(Records from a collection)
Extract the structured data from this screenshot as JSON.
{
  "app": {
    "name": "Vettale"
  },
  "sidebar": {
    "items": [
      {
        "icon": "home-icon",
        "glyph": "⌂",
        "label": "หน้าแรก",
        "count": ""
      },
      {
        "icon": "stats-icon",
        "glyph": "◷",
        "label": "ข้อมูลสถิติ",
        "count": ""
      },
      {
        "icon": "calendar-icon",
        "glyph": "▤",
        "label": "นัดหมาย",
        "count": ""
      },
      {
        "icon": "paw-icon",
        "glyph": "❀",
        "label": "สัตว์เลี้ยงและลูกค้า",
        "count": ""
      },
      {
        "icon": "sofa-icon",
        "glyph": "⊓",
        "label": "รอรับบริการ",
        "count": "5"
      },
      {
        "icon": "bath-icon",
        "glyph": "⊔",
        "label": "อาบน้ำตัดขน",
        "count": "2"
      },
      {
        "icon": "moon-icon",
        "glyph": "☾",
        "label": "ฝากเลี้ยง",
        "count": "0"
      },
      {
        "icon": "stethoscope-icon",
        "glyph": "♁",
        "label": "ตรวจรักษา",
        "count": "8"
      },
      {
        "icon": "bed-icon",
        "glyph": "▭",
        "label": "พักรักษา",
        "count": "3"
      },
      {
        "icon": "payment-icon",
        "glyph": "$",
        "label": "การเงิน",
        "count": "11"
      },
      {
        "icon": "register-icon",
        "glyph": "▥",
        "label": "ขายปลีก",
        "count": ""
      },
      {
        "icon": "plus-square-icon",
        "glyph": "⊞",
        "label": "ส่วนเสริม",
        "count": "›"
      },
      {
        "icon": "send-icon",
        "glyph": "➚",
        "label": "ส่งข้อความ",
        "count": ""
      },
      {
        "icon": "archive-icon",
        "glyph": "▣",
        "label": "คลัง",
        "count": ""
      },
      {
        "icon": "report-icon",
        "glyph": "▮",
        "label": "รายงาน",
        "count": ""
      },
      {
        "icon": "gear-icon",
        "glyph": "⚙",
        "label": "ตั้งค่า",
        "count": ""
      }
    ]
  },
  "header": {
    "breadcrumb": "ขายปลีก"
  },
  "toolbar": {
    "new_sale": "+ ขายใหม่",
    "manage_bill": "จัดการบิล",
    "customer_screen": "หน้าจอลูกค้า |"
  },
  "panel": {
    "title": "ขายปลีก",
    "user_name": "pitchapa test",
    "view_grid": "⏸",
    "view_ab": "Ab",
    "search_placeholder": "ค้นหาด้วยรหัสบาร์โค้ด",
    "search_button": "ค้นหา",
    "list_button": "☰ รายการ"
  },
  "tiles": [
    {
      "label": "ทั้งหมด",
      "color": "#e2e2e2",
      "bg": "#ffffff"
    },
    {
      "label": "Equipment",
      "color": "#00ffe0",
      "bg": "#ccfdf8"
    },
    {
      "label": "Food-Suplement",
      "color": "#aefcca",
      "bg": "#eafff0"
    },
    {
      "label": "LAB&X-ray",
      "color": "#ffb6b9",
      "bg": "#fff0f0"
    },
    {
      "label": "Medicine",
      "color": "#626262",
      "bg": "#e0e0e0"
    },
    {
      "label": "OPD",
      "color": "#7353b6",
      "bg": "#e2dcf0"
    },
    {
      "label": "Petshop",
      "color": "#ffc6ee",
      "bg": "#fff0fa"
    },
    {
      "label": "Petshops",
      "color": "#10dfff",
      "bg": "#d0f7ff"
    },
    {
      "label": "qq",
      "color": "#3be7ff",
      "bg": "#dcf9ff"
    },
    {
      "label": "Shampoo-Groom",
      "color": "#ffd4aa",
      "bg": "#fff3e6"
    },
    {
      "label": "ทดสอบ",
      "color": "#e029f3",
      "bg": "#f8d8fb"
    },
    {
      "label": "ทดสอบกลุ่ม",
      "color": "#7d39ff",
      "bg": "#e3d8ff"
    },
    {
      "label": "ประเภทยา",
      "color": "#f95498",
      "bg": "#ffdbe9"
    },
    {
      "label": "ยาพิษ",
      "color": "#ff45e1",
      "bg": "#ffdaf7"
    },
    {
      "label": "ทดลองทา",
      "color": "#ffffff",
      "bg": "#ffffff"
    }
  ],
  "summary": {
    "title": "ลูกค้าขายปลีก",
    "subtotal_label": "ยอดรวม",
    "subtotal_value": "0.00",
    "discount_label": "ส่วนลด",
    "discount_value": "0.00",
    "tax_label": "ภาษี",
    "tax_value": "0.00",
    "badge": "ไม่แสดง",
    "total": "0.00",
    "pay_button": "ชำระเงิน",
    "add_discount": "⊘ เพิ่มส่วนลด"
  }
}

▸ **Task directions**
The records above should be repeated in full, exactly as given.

▸ **Answer to the problem**
Extract the structured data from this screenshot as JSON.
{
  "app": {
    "name": "Vettale"
  },
  "sidebar": {
    "items": [
      {
        "icon": "home-icon",
        "glyph": "⌂",
        "label": "หน้าแรก",
        "count": ""
      },
      {
        "icon": "stats-icon",
        "glyph": "◷",
        "label": "ข้อมูลสถิติ",
        "count": ""
      },
      {
        "icon": "calendar-icon",
        "glyph": "▤",
        "label": "นัดหมาย",
        "count": ""
      },
      {
        "icon": "paw-icon",
        "glyph": "❀",
        "label": "สัตว์เลี้ยงและลูกค้า",
        "count": ""
      },
      {
        "icon": "sofa-icon",
        "glyph": "⊓",
        "label": "รอรับบริการ",
        "count": "5"
      },
      {
        "icon": "bath-icon",
        "glyph": "⊔",
        "label": "อาบน้ำตัดขน",
        "count": "2"
      },
      {
        "icon": "moon-icon",
        "glyph": "☾",
        "label": "ฝากเลี้ยง",
        "count": "0"
      },
      {
        "icon": "stethoscope-icon",
        "glyph": "♁",
        "label": "ตรวจรักษา",
        "count": "8"
      },
      {
        "icon": "bed-icon",
        "glyph": "▭",
        "label": "พักรักษา",
        "count": "3"
      },
      {
        "icon": "payment-icon",
        "glyph": "$",
        "label": "การเงิน",
        "count": "11"
      },
      {
        "icon": "register-icon",
        "glyph": "▥",
        "label": "ขายปลีก",
        "count": ""
      },
      {
        "icon": "plus-square-icon",
        "glyph": "⊞",
        "label": "ส่วนเสริม",
        "count": "›"
      },
      {
        "icon": "send-icon",
        "glyph": "➚",
        "label": "ส่งข้อความ",
        "count": ""
      },
      {
        "icon": "archive-icon",
        "glyph": "▣",
        "label": "คลัง",
        "count": ""
      },
      {
        "icon": "report-icon",
        "glyph": "▮",
        "label": "รายงาน",
        "count": ""
      },
      {
        "icon": "gear-icon",
        "glyph": "⚙",
        "label": "ตั้งค่า",
        "count": ""
      }
    ]
  },
  "header": {
    "breadcrumb": "ขายปลีก"
  },
  "toolbar": {
    "new_sale": "+ ขายใหม่",
    "manage_bill": "จัดการบิล",
    "customer_screen": "หน้าจอลูกค้า |"
  },
  "panel": {
    "title": "ขายปลีก",
    "user_name": "pitchapa test",
    "view_grid": "⏸",
    "view_ab": "Ab",
    "search_placeholder": "ค้นหาด้วยรหัสบาร์โค้ด",
    "search_button": "ค้นหา",
    "list_button": "☰ รายการ"
  },
  "tiles": [
    {
      "label": "ทั้งหมด",
      "color": "#e2e2e2",
      "bg": "#ffffff"
    },
    {
      "label": "Equipment",
      "color": "#00ffe0",
      "bg": "#ccfdf8"
    },
    {
      "label": "Food-Suplement",
      "color": "#aefcca",
      "bg": "#eafff0"
    },
    {
      "label": "LAB&X-ray",
      "color": "#ffb6b9",
      "bg": "#fff0f0"
    },
    {
      "label": "Medicine",
      "color": "#626262",
      "bg": "#e0e0e0"
    },
    {
      "label": "OPD",
      "color": "#7353b6",
      "bg": "#e2dcf0"
    },
    {
      "label": "Petshop",
      "color": "#ffc6ee",
      "bg": "#fff0fa"
    },
    {
      "label": "Petshops",
      "color": "#10dfff",
      "bg": "#d0f7ff"
    },
    {
      "label": "qq",
      "color": "#3be7ff",
      "bg": "#dcf9ff"
    },
    {
      "label": "Shampoo-Groom",
      "color": "#ffd4aa",
      "bg": "#fff3e6"
    },
    {
      "label": "ทดสอบ",
      "color": "#e029f3",
      "bg": "#f8d8fb"
    },
    {
      "label": "ทดสอบกลุ่ม",
      "color": "#7d39ff",
      "bg": "#e3d8ff"
    },
    {
      "label": "ประเภทยา",
      "color": "#f95498",
      "bg": "#ffdbe9"
    },
    {
      "label": "ยาพิษ",
      "color": "#ff45e1",
      "bg": "#ffdaf7"
    },
    {
      "label": "ทดลองทา",
      "color": "#ffffff",
      "bg": "#ffffff"
    }
  ],
  "summary": {
    "title": "ลูกค้าขายปลีก",
    "subtotal_label": "ยอดรวม",
    "subtotal_value": "0.00",
    "discount_label": "ส่วนลด",
    "discount_value": "0.00",
    "tax_label": "ภาษี",
    "tax_value": "0.00",
    "badge": "ไม่แสดง",
    "total": "0.00",
    "pay_button": "ชำระเงิน",
    "add_discount": "⊘ เพิ่มส่วนลด"
  }
}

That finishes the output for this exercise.